There are a number of different definitions out there, which describe the term Project Portfolio Management or short PPM. The one, which I like to use, is the following:
Project Portfolio Management Definition:
Project Portfolio Management or PPM is: Having the right resources, at the right time, on the right projects, in order to achieve organisational goals and targets.
This might sound easy – but when you deal with several projects and programs with possibly hundreds of people working on projects at the same time, than this can get tricky and complicated.
Lets have a closer look at the different parts of the definitions:
Having the right resources at the right time:
A resource can be a human person, a physical object or a piece of technology (e.g. software).
Good Portfolio Management practice should guarantee that you have the right person, with the right skills, with the right equipment for the right job at the right time in order to deliver your project successfully.
For example: If a new software development project starts, you would like to have a Project Manager on your project, which has done a number of software projects before (right resource). You also want to make sure this person has a desk, a laptop and access to certain software products, for example Microsoft project or required in house systems (physical and technology resources) and this person is currently not working on any other project (at the right time).
In addition, you would need to find the right project team, which has experience in developing this kind of software (and there are plenty of different software skills out there), and the people would need to be available at this particular point in time.
The right projects:
The right projects are those who help the organisation to achieve their goals and targets in the shortest possible time, with a good cost / benefit ratio.
This might be particular difficult when it comes to business and budget planning.
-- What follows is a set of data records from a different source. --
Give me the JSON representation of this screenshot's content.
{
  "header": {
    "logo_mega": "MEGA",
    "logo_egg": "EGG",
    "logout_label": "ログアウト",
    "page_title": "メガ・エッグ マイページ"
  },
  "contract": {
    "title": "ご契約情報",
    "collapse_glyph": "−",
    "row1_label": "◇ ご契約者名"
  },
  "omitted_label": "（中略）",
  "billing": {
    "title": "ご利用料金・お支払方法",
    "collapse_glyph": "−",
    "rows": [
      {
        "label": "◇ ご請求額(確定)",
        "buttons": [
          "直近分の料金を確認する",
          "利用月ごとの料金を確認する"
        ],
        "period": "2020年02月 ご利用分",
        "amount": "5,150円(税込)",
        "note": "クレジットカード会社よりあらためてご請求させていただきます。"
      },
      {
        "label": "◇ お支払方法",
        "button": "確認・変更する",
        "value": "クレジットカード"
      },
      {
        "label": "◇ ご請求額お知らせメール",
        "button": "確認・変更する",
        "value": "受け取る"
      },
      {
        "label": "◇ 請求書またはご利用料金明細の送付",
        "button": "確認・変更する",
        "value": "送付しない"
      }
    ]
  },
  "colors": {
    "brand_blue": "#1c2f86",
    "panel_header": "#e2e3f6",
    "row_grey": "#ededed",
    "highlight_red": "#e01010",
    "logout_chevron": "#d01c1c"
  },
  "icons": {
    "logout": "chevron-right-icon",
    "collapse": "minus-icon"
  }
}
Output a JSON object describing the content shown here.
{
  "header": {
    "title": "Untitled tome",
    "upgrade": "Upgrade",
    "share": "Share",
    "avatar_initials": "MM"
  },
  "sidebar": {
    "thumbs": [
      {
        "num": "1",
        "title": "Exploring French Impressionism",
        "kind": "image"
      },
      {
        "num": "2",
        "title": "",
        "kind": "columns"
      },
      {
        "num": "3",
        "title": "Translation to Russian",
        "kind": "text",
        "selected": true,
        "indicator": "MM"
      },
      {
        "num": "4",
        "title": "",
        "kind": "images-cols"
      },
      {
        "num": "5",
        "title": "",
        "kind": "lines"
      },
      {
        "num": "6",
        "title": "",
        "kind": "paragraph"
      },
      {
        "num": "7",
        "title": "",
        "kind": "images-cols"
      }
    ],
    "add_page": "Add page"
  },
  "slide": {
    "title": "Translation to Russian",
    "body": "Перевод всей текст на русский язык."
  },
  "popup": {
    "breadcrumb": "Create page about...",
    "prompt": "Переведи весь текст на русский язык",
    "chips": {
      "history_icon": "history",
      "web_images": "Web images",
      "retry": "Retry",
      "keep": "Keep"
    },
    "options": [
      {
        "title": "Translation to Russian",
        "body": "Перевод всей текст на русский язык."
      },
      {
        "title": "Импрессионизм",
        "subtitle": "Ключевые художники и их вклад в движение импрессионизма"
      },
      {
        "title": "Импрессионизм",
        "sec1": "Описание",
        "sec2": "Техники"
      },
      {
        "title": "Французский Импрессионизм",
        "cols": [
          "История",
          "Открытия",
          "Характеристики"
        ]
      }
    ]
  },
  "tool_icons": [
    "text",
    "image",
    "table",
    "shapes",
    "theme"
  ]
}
Typically once a year projects and budgets will be set. The business will put forward a number of projects, which they would like to do. Normally you have more projects than there is a budget. The key is now to prioritise and select the projects based on business benefits and contribution. This process can take some time, but it’s worthwhile doing. An example would be: You have $1m available to spend, which equals 10 projects. The business put forward 40 projects, which seem all equally important to them. Your tasks it to provide recommendations on which ones to choose. How would you go about this? This questions lead to the last part of the definition.
In order to achieve organisational goals and targets:
To help reaching the organisational goals and targets the Portfolio Manager or PMO would need to know what exactly the target is. This should be defined in the companies’ strategy, which should be communicated and known within the organisation.
Targets and goals can be: Increase market share by X%, increase sales by X%, increase online presence – direct channel by X%, or improve customer satisfaction by X.
Before a project commence, a project business case needs to state how much the contribution to a particular goal is, when the project will be finished and what are the cost / benefits.
With this information a PMO or Portfolio Manager can provide suggestions and recommendations to the Executives on how to manage the project portfolio best.
This is a quick and short version about my definition on Project Portfolio Management. I hope you find it useful and can relate to this. Do you have a similar definition of the term Project Portfolio Management? Let me know.